A display of a dozen pretty glass whale oil lamps also has a story to tell. For Native Americans in coastal areas, whaling has long been a form of subsistence hunting (or harvesting in the case of whales stranded on shore). Among white American settlers in the early 19th century, whaling was a huge, booming and violent business. Whale oil was in frenzied demand as a fuel and lubricant, and ambergris, a by-product of the animal’s digestive process, as a perfume fixative.
A 2021 ceramic sculpture by Shinnecock artist Courtney M. Leonard speaks to this story. The Shinnecocks, with tribal lands on the eastern end of what is now Long Island, were historically an ocean fishing community. Leonard’s sculpture, a ghostly pile of hollow clay shapes resembling sperm whale teeth, is a tribute to this history. But it is also a memorial to the disastrous and ongoing ecological effects that 19th century industrial-scale whaling introduced.

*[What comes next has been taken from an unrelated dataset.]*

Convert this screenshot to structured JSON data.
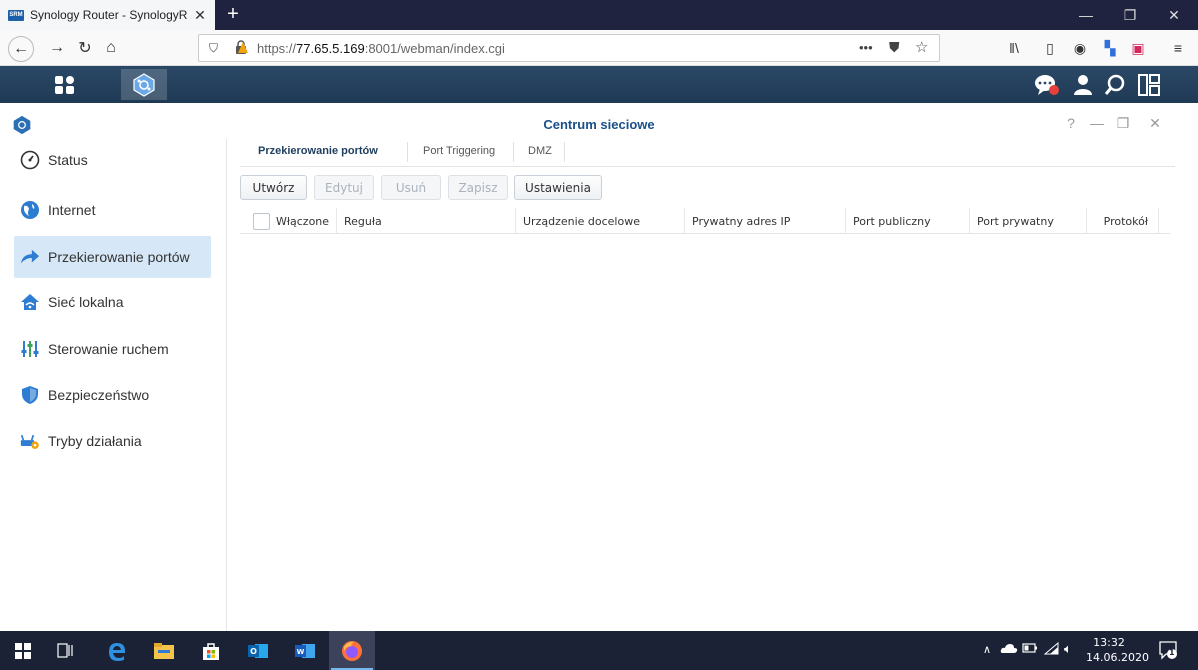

Near this elegiac work, Norby floats one of his exhibition’s historic grace notes in the form of a small 1929 painting titled “Reaching Waves” by American modernist Arthur Dove (1880-1946). Dove spent the last two decades of his life on Long Island with his wife, painter Helen Torr. And they were dedicated water people, living on a boat most of the time. Dove’s incredibly delicate photo is from those years.
There are also other highlights to linger on: a pre-1850 miniature birchbark canoe, filled with bird-feather oars, silk sails and a small carved fish, fishing of the day ; a 1970s denim jacket embroidered with a bright red thunderbird, a longtime emblem of Indigenous activism; and a ceramic bowl made by the great potter of San Ildefonso Pueblo Maria Martinez (1887-1980), and painted with a swirling image of the serpent deity Tewa Pueblo Avanyu, the guardian of water.
Avanyu takes us back to the Standing Rock video, which anchors a time travel show in the present. Last May, Norby invited members of local Native American communities to participate in a Mirror Shield workshop at the Met. It was led by Luger, who also posted a brief instructional video online and whose idea for the shields was originally inspired by news photographs of Ukrainian women holding mirrors in front of riot police during of pro-democracy protests in 2013, “hoping to achieve their goal”. humanity and making them less violent,” writes Nick Estates (Kul Wicasa/Lower Brule Sioux Tribe), one of many members of the Indigenous community who wrote personal responses to the art in the exhibit in the form of wall labels.
All shields produced by the workshop will be shipped to water protectors after the show closes. Until then, several flank the entrance to the Met Gallery, framing the art and history beyond, and reflecting us as we approach the show in a fragmented, multi-angled way, as would a moving water or memory.
Through April 2, 2023, Metropolitan Museum of Art, Fifth Avenue, (212) 535-7710, metmuseum.org.